Summary: The wise men are a surprising twist to the narrative from Matthew. What does their presence indicate and how does getting to know them help us prepare for Christmas?

You may have noticed the chalkboard signs that are scattered around the church building. Each has a different saying- “Be the Branch,” “Catch the Wind,” “Wreck the Roof,” “Grip the Plow,” and “Empty the Jar.” They come from a small group video Bible study our groups participated in a while back. We got the idea from Southeast Christian Church to dig deeper into the last mantra this Christmas. Originally, the idea of “Empty the Jar” comes from the story of the woman who anointed Jesus. It holds the idea of being generous as we worship. Being the Christmas season, we’re going to explore this concept by studying the events surrounding the wise men from the gospel of Matthew.

I actually find it intriguing that Matthew shares about the wise men. You see, one of the things that makes each of the gospel accounts unique is who appears to be their intended audience. Matthew targeted his gospel towards a Jewish audience. That’s why his book is heavy on Old Testament quotes. He begins the first chapter with the genealogy of Jesus, showing the lineage of the promised messiah. Continues by telling of the obedience of Joseph.

But then he takes a left turn and introduces the wise men, a group of gentiles who seem to better understand the good news that the messiah has come than the Jews who have been watching and waiting for their promised messiah. Why would he do this?

I believe he did this to bring the point home that Jesus is for ALL of mankind. The messiah wasn’t simply going to be a king who rides in on a white horse, rallies the troops, and conquers the world, bringing Israel to world domination. The messiah was coming to restore the opportunity of an eternal relationship with God for all of mankind. So we want to take some time today to get to know these wise men and learn from them how to be ready for the journey this Christmas.

One of my favorite traditions while we lived in St. Louis was to go to Harvester Christian Church and experience their Journey to Bethlehem. The church did a wonderful job of grouping visitors into families and guiding them along a trail where you’d encounter Roman soldiers, other families, shepherds, and the wise men. As their servants encouraged your family to warm up by the fire, the wise men would emerge from a tent and share how they had been watching for the signs of the messiah because of various Hebrew prophecies with which they were familiar. They shared how they had seen a special star and were hoping it would lead them to the child who had been born king of the Jews. They’d finish by pointing out the star through the woods and sending us on our way to Bethlehem.

As you know, Terri teaches language arts at the junior high. This year, she has been assigned a number of EL students- students who have come from other countries and are just learning English, so her job is to help them understand.
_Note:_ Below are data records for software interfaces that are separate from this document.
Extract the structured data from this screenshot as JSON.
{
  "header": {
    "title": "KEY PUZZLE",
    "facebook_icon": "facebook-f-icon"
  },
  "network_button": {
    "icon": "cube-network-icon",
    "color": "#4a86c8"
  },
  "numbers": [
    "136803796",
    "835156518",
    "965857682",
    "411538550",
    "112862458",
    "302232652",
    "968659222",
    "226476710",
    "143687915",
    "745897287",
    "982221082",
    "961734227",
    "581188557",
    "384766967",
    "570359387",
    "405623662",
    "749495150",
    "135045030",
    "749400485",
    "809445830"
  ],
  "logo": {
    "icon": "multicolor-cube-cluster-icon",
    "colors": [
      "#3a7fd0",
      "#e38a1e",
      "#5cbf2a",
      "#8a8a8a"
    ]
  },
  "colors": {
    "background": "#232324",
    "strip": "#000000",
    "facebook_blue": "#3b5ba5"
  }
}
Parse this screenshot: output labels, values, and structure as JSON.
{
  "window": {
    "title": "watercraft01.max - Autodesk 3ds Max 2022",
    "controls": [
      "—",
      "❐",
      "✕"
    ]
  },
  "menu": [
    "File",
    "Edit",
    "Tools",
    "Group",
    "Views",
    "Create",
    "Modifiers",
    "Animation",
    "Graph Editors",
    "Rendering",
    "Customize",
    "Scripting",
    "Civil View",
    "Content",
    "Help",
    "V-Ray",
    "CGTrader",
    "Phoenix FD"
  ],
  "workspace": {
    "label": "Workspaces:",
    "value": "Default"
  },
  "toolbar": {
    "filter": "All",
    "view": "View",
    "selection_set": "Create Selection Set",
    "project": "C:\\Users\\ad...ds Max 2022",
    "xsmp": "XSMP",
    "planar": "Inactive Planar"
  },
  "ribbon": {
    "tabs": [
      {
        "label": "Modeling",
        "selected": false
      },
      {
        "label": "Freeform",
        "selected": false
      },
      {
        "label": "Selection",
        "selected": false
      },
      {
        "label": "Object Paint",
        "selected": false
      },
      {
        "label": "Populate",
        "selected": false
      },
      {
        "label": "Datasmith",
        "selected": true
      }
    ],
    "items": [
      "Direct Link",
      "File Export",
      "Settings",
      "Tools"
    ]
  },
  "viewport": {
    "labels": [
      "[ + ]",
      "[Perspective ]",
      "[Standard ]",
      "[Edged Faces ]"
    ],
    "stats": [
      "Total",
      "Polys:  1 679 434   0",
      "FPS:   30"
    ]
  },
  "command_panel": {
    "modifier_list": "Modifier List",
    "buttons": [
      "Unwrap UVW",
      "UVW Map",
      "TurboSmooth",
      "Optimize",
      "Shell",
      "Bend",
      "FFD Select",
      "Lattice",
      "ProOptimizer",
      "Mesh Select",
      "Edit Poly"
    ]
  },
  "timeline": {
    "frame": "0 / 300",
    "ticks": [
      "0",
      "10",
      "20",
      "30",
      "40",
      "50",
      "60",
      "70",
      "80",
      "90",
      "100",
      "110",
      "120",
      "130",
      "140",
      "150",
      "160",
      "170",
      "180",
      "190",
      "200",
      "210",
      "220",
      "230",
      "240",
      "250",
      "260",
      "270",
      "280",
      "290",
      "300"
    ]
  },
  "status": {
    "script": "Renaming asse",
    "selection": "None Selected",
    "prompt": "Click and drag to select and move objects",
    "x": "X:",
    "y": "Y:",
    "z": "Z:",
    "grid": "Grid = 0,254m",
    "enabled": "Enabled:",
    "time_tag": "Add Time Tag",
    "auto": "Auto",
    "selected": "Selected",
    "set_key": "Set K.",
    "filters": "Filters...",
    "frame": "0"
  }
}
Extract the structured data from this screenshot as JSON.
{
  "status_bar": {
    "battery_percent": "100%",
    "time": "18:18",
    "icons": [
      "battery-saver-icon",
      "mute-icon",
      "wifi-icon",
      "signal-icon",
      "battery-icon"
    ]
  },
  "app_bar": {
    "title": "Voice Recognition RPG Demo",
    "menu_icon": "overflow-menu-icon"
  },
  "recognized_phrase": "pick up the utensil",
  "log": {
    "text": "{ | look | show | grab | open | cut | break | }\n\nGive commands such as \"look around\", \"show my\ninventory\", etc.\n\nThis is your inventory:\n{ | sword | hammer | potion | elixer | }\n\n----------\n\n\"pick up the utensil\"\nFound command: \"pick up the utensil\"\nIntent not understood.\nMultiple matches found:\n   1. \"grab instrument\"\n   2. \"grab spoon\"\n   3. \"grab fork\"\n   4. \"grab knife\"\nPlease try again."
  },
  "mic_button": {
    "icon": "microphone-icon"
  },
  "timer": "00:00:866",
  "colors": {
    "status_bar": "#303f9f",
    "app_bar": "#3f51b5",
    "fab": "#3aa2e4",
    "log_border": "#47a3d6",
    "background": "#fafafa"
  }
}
One of the things that I learned in English class was that when telling a story, cover the 5 W’s- who, what, where, when, why. I think that’s a good way for us to get to know the wise men today.

Who are the wise men? The Bible doesn’t give many details- simply that they are wise men from the east. Various traditions have developed over the years, including different terms to describe them. They are magi, priests, advisors, prefects, astronomers, kings. Because there are three gifts, gold, frankincense, and myrrh, we often speak of the three wise men. In fact, tradition has given them names- Gaspar, Balthazar, and Melchior. I think the main thing that we should recognize about these men was that they were watching in readiness for the birth of the king.

Where are they from? The Bible only tells us from the east. As I was researching this, I came across several sources that surmise they came from Persia- about 8-900 miles away. How do they come to this conclusion? Many of them point to the book of Daniel. As you recall, Daniel and his friends Shadrach, Meshach, and Abednego were carried away into exile to Babylon, the capital of Persia. On multiple occasions, they stood for their faith and God rewarded them for it. The king threatened to kill all the wise men if they couldn’t tell him his dream and how to interpret it. After praying with his friends, Daniel provided the information the king desired and the king made Daniel the chief prefect in Babylon and gave his friends important positions as well.

They continued to live without compromise, very likely using their positions to teach the Persians their Jewish ways. The Persian wise men of their time likely learned about prophecies like Numbers 24:17 (read), in which Balaam declared a star shall come out of Jacob to rule. They also likely passed along the prophecy that Daniel wrote in Daniel 9:24-26 (read). An angel visited Daniel to answer his prayer of repentance. The angel gave him a prophecy about 70 weeks. A week, of course, is 7 days long and in prophecy is considered to represent 7 years. Therefore, a total of 490 years in this prophecy- the first 7 weeks points to the time Israel returned from exile, the next 62 weeks points to the time the messiah (or anointed) would arrive and be cut off from His people.

Copy Sermon to Clipboard with PRO Download Sermon with PRO
Talk about it...

Nobody has commented yet. Be the first!

Join the discussion